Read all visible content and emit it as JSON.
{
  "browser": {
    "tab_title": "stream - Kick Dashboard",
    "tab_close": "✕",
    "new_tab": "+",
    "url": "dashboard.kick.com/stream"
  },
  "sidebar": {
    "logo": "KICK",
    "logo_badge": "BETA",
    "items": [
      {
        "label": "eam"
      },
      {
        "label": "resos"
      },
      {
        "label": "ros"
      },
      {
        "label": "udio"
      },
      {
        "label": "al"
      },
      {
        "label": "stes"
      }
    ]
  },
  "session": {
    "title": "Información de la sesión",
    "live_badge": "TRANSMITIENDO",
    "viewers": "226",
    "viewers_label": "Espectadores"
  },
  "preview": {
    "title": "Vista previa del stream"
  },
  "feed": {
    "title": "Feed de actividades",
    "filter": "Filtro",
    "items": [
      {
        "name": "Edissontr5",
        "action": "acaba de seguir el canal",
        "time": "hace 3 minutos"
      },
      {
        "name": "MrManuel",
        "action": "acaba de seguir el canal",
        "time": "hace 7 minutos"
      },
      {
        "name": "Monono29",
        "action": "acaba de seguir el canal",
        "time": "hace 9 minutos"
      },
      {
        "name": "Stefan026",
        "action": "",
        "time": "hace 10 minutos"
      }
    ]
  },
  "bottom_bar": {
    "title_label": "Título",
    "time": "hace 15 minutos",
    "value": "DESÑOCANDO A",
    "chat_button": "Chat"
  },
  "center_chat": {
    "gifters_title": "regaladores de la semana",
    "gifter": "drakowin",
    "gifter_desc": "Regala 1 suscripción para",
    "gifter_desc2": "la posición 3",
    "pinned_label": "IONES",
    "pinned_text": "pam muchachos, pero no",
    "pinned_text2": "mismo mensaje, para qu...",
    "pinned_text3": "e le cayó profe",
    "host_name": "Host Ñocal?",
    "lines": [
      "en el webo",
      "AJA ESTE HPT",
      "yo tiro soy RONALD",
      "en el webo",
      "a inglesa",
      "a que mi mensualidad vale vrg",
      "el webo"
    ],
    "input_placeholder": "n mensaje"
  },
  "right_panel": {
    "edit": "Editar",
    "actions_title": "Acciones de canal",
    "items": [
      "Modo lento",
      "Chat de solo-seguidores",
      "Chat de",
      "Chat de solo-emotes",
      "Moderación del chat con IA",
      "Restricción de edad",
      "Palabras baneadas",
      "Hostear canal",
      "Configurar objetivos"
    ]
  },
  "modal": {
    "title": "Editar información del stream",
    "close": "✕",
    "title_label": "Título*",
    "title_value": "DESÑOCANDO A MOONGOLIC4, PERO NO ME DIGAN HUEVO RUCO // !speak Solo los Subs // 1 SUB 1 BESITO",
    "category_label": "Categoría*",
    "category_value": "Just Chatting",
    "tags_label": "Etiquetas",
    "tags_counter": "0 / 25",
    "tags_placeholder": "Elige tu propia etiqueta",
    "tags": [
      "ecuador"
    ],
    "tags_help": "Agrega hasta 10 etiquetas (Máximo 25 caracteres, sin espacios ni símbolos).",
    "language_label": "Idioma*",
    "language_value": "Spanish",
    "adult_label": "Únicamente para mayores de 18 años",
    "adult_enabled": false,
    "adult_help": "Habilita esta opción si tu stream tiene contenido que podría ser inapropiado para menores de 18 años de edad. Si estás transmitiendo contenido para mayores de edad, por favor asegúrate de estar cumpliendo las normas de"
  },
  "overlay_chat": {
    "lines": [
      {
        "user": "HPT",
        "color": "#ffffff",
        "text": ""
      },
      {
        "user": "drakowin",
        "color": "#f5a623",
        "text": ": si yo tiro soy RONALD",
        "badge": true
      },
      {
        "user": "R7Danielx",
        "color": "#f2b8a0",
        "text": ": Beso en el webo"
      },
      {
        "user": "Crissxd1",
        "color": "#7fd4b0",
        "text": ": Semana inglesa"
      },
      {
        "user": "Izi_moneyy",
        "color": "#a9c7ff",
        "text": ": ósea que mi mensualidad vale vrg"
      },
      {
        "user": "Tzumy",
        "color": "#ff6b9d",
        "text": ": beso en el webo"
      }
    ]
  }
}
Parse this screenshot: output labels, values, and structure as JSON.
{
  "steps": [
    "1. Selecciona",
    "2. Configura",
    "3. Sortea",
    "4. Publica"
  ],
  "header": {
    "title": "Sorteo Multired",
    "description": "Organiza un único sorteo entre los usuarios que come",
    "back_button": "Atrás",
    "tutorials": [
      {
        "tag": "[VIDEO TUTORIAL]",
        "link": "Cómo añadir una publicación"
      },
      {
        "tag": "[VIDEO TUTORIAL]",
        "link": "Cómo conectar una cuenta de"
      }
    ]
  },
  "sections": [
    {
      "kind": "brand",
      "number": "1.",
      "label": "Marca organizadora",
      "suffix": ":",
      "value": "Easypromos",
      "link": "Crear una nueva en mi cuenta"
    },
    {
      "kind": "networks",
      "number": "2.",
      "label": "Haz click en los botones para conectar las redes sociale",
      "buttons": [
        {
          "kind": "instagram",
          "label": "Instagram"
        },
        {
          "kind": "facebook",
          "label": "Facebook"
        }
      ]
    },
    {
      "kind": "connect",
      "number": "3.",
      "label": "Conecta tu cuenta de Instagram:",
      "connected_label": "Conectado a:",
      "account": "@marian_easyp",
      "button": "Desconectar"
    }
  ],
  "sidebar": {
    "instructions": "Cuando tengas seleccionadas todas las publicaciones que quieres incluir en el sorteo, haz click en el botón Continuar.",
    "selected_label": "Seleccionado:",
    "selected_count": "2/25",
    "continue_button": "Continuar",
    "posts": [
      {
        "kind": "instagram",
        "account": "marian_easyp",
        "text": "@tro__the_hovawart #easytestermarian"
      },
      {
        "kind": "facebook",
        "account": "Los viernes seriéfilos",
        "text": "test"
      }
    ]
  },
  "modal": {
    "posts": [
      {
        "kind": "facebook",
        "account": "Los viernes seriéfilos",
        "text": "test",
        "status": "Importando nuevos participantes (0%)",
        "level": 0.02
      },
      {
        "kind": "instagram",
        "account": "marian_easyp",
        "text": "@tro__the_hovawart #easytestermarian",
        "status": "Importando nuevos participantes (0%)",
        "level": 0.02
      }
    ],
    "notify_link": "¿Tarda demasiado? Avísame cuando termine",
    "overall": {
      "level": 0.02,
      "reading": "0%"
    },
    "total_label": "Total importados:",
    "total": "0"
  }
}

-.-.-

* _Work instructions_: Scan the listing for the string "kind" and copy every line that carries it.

* _Reply_:
      "kind": "brand",
      "kind": "networks",
          "kind": "instagram",
          "kind": "facebook",
      "kind": "connect",
        "kind": "instagram",
        "kind": "facebook",
        "kind": "facebook",
        "kind": "instagram",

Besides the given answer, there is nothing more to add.